Aleksander Wielopolski (1803 – 1877) ran Poland’s civil administration within the Russian Empire and to forestall the bloodshed that would result from the growing independence movement, he ordered a conscription of Polish nationalists into twenty-year enlistments in the Tsar’s army. That decision sparked the January 1863 Uprising, the very outcome Wielopolski wanted to avoid.

The original poem is in the YouTube video below under “Show More.” It is written in trochaic meter with an ABAB rhyme scheme.

Margrave Wielopolski

Through Saxon Square, Circassian hundreds gallop
And by the palace, a hundred campfires burn
How do you do it, Your Excellency
That you’re despised on every side?

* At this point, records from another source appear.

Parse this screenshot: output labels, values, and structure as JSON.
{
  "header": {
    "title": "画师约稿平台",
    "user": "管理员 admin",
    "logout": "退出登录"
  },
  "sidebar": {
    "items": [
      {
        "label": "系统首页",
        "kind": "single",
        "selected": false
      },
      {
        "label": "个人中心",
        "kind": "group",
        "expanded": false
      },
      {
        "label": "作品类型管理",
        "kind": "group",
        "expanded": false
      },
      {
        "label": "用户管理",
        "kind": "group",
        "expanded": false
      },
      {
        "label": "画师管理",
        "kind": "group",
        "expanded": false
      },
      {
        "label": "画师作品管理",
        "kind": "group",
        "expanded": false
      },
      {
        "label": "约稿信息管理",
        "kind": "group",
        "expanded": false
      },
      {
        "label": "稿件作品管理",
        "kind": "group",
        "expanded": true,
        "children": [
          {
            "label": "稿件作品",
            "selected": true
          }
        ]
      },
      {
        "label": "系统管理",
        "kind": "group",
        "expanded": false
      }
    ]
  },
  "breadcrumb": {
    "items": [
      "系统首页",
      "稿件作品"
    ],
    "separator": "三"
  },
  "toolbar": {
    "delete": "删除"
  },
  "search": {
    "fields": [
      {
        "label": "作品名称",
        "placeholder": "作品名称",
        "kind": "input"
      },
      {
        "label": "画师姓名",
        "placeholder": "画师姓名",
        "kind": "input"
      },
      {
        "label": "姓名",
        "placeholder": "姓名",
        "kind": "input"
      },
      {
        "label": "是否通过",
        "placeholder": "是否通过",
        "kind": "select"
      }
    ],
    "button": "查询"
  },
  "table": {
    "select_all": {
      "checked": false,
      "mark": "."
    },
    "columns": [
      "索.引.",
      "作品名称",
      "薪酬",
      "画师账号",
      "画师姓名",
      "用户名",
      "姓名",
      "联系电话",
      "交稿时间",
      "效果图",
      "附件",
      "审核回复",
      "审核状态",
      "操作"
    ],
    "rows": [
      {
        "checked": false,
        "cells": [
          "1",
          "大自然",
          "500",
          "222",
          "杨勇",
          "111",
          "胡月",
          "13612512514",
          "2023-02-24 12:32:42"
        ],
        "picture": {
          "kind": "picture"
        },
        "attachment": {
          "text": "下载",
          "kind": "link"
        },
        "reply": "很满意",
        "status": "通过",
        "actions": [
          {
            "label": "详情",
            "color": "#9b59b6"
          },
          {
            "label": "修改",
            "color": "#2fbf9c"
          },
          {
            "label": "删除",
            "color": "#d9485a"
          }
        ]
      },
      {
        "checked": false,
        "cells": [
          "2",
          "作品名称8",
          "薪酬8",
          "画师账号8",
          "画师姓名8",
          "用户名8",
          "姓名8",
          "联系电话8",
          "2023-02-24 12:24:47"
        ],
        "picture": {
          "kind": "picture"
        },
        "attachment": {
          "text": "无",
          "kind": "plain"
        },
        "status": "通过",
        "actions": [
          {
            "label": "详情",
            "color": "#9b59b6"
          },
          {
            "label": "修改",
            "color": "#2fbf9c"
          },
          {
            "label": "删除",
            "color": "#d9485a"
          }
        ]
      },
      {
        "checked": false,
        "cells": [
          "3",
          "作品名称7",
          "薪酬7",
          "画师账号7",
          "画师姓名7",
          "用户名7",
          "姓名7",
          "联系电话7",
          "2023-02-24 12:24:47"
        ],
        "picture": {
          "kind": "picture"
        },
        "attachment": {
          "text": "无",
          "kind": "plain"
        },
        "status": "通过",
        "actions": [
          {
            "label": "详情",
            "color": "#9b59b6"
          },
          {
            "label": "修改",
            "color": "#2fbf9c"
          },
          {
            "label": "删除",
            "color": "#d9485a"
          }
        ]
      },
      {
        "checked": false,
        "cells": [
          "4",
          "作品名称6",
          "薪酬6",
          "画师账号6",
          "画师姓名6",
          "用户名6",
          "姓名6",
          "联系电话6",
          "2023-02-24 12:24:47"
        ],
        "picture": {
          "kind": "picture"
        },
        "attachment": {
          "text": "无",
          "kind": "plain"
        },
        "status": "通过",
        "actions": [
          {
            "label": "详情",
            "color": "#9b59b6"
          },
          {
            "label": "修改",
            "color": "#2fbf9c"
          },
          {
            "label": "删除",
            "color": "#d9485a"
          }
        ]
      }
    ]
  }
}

Lord Margrave, you don’t think in lockstep
So with the Tsar you’re already suspect —
Neither Petersburg nor Moscow will trust
A Pole who has his own plans

Lord Margrave still walks the tightrope
It’s dangerous to walk so high
After all, disaster won’t spare him
Because bad luck has he, who is born here
Your contempt, no one will forgive
We’re superstitious, fervent and teary
And you’re proud, you won’t deign wallow
In the national borscht with us
Why bother splashing logic in our faces?
We did not read Hegel, sire
For us it’s Chopin, peas and cabbage
And from time to time an uprising

Lord Margrave still walks the tightrope
Abyss on the left and abyss on the right
If he avoids death by a countryman’s hand
Then he’ll leave office in disgrace
All that work, Lord Margrave, and for nothing
In vain, the forced conscription
Things will be as they must — business as usual
To battle unarmed, backbreak and welts
Lord Margrave, you won’t change a nation
Here, good sense is rarely used
And the one thing we can do truly well
Is to lose most beautifully in the world

Lord Margrave still walks the tightrope
Though awkwardly and with a wild boar’s posture
And when he falls, he’ll gain only
A traitor’s shame instead of a monument
That you fell, that’s normal Polish fate
In the end, everyone falls off that rope
Only why did you forget, Wielopolski,
That the fall must look good?

– Jerzy Czech (c. 1981)